May 2, 1939 H. J. Rn'TENHoUsE RUBBER PRODUCT Filed 00+.. 50, 1956 Patented May 2, 1939 RUBBER PRODUCT Henry J. Rittenhouse, Philadelphia, Pa., assigner 'of one-half to Frederic H. Barth, Philadelphia,
Application October 30, 1936, Serial No. 108,369
My invention is an improved rubber product having a friction surface resulting from the integral formation thereon of haphazardly arranged juxtaposed grains or granules of crystalline form 5 and having facets of irregularsize and shape forming sharp non-cutting edges.
My improved product is particularly designed for application to rollers or the like for gripping and moving sheet materiaLsuch as textiles,

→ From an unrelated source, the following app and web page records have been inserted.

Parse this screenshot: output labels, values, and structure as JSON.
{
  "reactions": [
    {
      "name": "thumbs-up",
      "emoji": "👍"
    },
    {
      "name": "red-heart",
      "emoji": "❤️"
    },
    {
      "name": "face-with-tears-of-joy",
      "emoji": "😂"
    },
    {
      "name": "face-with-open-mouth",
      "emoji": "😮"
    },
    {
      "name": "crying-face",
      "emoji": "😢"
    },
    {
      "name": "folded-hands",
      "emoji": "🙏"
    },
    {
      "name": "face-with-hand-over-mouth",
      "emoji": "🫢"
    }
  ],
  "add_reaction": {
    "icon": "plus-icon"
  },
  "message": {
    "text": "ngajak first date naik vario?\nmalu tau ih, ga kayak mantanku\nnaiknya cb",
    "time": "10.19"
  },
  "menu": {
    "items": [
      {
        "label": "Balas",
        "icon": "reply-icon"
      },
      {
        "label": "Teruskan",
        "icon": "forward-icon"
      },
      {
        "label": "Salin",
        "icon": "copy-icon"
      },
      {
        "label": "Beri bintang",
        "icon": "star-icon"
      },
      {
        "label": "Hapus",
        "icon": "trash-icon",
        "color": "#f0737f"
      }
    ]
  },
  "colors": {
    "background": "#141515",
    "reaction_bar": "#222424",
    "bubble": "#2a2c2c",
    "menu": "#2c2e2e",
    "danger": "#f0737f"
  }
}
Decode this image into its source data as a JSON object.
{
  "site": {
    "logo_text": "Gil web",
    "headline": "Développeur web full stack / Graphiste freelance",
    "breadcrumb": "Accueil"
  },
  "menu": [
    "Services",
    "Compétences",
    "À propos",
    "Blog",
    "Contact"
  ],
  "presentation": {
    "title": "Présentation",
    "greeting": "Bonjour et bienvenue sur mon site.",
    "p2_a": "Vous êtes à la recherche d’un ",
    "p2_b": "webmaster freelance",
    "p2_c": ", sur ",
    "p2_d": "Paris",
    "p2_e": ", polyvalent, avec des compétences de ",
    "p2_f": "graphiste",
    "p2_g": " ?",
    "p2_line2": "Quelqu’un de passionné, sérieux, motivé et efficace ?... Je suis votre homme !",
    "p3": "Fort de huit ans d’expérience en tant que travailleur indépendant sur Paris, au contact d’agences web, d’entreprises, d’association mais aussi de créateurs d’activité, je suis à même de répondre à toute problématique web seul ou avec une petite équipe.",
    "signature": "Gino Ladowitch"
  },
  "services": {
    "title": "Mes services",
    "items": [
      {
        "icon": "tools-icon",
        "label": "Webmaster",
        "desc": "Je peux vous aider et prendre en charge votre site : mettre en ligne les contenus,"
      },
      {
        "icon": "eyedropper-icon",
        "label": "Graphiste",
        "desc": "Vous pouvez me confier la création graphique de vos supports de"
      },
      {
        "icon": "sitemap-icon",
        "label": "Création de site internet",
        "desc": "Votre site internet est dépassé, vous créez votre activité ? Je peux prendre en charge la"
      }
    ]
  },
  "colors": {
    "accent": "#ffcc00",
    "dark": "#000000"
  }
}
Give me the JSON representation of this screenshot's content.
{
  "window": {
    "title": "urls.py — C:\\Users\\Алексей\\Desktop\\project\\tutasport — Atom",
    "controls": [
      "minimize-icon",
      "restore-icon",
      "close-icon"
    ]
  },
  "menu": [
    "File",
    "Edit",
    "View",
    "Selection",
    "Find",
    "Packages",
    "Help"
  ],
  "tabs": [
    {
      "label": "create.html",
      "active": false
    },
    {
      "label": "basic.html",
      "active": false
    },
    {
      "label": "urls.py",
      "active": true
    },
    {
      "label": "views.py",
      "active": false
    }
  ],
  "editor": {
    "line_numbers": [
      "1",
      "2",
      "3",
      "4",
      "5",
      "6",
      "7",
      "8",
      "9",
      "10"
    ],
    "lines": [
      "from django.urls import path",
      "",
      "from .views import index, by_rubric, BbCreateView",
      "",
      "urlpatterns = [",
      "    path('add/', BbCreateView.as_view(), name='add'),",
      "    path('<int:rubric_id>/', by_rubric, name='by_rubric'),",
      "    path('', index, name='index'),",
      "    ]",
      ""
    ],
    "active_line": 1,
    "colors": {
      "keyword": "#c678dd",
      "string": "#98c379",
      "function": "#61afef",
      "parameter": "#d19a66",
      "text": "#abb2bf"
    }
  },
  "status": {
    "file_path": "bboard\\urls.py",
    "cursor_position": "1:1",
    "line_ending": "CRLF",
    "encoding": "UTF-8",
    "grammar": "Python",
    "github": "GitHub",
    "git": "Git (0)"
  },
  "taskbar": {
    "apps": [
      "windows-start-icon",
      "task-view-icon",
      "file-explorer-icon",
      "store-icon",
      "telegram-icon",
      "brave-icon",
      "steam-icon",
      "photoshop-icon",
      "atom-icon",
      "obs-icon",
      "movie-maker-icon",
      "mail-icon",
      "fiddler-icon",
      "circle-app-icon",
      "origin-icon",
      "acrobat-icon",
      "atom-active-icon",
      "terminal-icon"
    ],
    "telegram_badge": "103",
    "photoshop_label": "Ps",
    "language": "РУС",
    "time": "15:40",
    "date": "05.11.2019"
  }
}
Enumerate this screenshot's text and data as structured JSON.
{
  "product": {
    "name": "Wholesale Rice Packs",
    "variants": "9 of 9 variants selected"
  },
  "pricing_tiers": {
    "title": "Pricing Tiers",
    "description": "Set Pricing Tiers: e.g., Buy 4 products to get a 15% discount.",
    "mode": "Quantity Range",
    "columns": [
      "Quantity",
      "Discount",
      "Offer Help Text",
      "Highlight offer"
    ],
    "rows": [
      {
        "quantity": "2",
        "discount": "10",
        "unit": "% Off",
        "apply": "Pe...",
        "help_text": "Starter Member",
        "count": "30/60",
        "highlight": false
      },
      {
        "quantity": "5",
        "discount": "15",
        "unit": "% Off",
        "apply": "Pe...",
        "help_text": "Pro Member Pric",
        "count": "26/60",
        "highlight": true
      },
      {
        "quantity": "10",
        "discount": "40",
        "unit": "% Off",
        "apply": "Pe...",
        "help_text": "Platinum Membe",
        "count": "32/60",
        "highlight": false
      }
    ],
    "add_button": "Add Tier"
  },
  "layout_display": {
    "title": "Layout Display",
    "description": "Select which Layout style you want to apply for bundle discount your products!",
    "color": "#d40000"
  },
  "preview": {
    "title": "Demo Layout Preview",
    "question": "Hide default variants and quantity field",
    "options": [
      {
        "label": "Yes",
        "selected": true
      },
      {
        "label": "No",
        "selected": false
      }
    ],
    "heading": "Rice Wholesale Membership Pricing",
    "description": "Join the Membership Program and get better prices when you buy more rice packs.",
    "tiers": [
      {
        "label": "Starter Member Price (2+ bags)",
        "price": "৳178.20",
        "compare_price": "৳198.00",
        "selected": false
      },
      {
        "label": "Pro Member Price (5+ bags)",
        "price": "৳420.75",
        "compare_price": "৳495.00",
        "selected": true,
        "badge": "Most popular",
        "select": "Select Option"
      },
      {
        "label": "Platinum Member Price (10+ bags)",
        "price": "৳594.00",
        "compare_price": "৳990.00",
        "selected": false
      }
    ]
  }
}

and my improved product effectively prevents slippage while-avoiding abrasion or damage to the materials treated. My improved product is, however, adapted for many other uses where a high friction facing is desirableand for all of said purposes provides a longer life, fewer replacements and low maintenance cost and avoids all possibility of damage to the product being treated.
'I'he characteristic features and advantages of my invention will further appear from the followingl description and the accompanying drawing illustrating graphically an improvement of my invention.
In the drawing. Fig. 1`is a top plan view of a small section of soft sheet rubber embodying my improvements, the granular surface thereof being somewhat enlarged for the sake of clearness; Fig. 2 is a transverse sectional view of the product shown in Fig. 1, greatly magnified; and
Fig. 3 is a fragmentary top plan view of a portion of the product shown in Fig. 1, greatly magnied.
In the/form of the invention illustrated inv the drawing, a thin sheet I of soft rubber has a fabric backing 2 and a granular friction face 3 composed of haphazardly arranged granules 4 of crystalline form. These granules have facets .5 of irregular size and shape which come together to form on each granule sharp edges and points. The bases of the granules are integral with the body of theY rubber sheet and are perfectly so juxtaposed that the projecting portions of one granule may have facets 6 thereof extending over or between the facets 1 of projecting portions of adjacent granules. The sharpness of the edges and points of the granules and the irregularity of their disposition causes them to securely hold anything adapted to be moved across the surface of the sheet but the softness of the rubber prevents any abrasion or damage to the material gripped. 'I'he interstices between 5 th'e granules form air pockets and when air is expelled therefrom by pressure on the granules there results more or less suction effect supplementing the adhesive friction of the edges and facets of the surface. 10
In making the article, the sheet is placed, while the rubber thereon is in the soft state, against a suitable matrix surface and, when separated therefrom has the roughened surface as shown and described. By referring to Figs. 2 and 3, l5 it will be seen that the majority of the granules have straight sides and meeting edges. This results in the provision of a mass of soft rubber, angular` granules extending heterogeneously in many directions with the facets of some of the 20 granules projecting between or over the facets of other of said granules, as previously set forth.
Having described my invention, I claim- As an article of manufacture, a homogeneous body comprising a backing and an operative grip- 25 ping surface of granular formation comprising a mass of closely related, soft rubber granules of such formation as to provide a multiplicity of facets of varying heights and shapes, with relatively sharp and elongated edges between the 30 facets of at least a large proportion of the gran-- ules, the said granules extending heterogeneously in a multitude of angular-dispositions with respectto each other to thereby cause the facets of some of the granules to extend over and 35 `between the facets of other of the granules and to dispose the sharp edges between the facets of the several granules at a large number of varying angles, the backing and the granules being integrally composed of a web of soft'rubber, the i edges between the facets of the granules being sharp enough to grippingly engage objects contacted thereby but soft enough to prevent injury to the said objects.
HENRY J. RI'I'I'ENHOUSE.